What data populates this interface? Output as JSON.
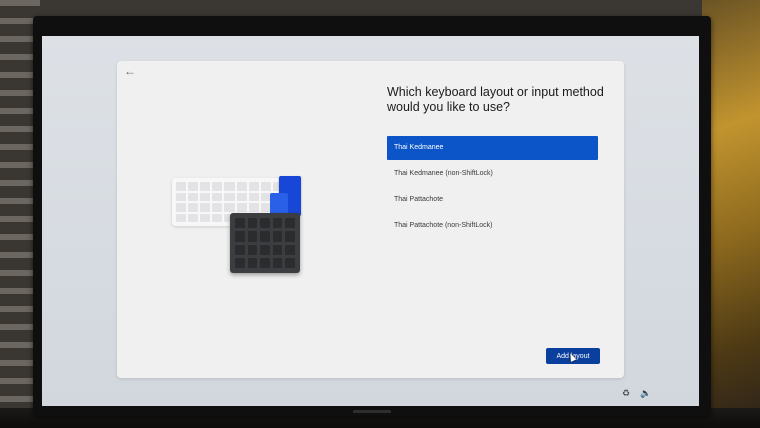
{
  "page": {
    "heading": "Which keyboard layout or input method would you like to use?"
  },
  "layouts": [
    {
      "label": "Thai Kedmanee",
      "selected": true
    },
    {
      "label": "Thai Kedmanee (non-ShiftLock)",
      "selected": false
    },
    {
      "label": "Thai Pattachote",
      "selected": false
    },
    {
      "label": "Thai Pattachote (non-ShiftLock)",
      "selected": false
    }
  ],
  "buttons": {
    "add_layout": "Add layout"
  },
  "icons": {
    "back": "back-arrow-icon",
    "accessibility": "accessibility-icon",
    "volume": "volume-icon"
  },
  "colors": {
    "accent": "#0b55c8",
    "button": "#0a3f9e",
    "card": "#f0f0f0",
    "screen": "#d6dbe1"
  }
}
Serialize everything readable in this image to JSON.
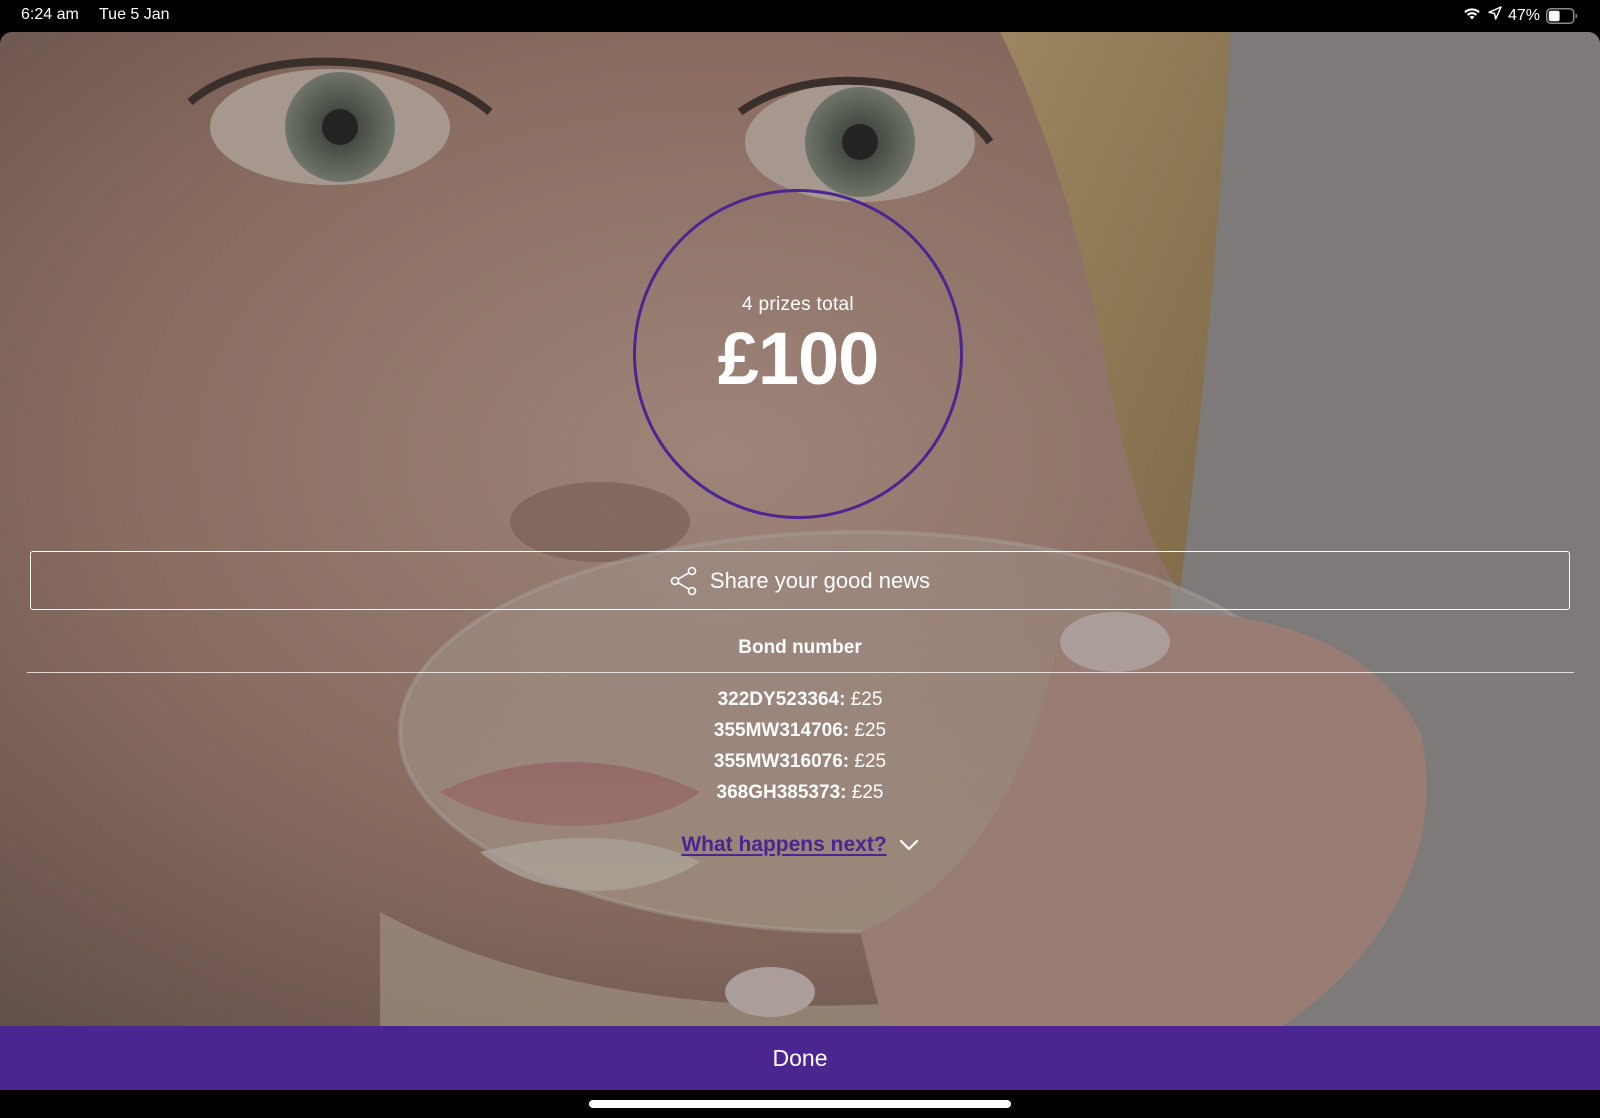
{
  "status_bar": {
    "time": "6:24 am",
    "date": "Tue 5 Jan",
    "battery_percent": "47%",
    "battery_level": 0.47,
    "icons": [
      "wifi-icon",
      "location-icon",
      "battery-icon"
    ]
  },
  "prize": {
    "subtitle": "4 prizes total",
    "amount": "£100"
  },
  "share": {
    "icon": "share-icon",
    "label": "Share your good news"
  },
  "bonds": {
    "header": "Bond number",
    "rows": [
      {
        "number": "322DY523364:",
        "amount": "£25"
      },
      {
        "number": "355MW314706:",
        "amount": "£25"
      },
      {
        "number": "355MW316076:",
        "amount": "£25"
      },
      {
        "number": "368GH385373:",
        "amount": "£25"
      }
    ]
  },
  "next": {
    "label": "What happens next?",
    "icon": "chevron-down-icon"
  },
  "done_label": "Done",
  "colors": {
    "accent": "#4b2590",
    "text": "#ffffff",
    "status_bar_bg": "#000000"
  }
}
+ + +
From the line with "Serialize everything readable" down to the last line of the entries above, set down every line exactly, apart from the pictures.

Serialize everything readable in this image to JSON.
{
  "status_bar": {
    "time": "6:24 am",
    "date": "Tue 5 Jan",
    "battery_percent": "47%",
    "battery_level": 0.47,
    "icons": [
      "wifi-icon",
      "location-icon",
      "battery-icon"
    ]
  },
  "prize": {
    "subtitle": "4 prizes total",
    "amount": "£100"
  },
  "share": {
    "icon": "share-icon",
    "label": "Share your good news"
  },
  "bonds": {
    "header": "Bond number",
    "rows": [
      {
        "number": "322DY523364:",
        "amount": "£25"
      },
      {
        "number": "355MW314706:",
        "amount": "£25"
      },
      {
        "number": "355MW316076:",
        "amount": "£25"
      },
      {
        "number": "368GH385373:",
        "amount": "£25"
      }
    ]
  },
  "next": {
    "label": "What happens next?",
    "icon": "chevron-down-icon"
  },
  "done_label": "Done",
  "colors": {
    "accent": "#4b2590",
    "text": "#ffffff",
    "status_bar_bg": "#000000"
  }
}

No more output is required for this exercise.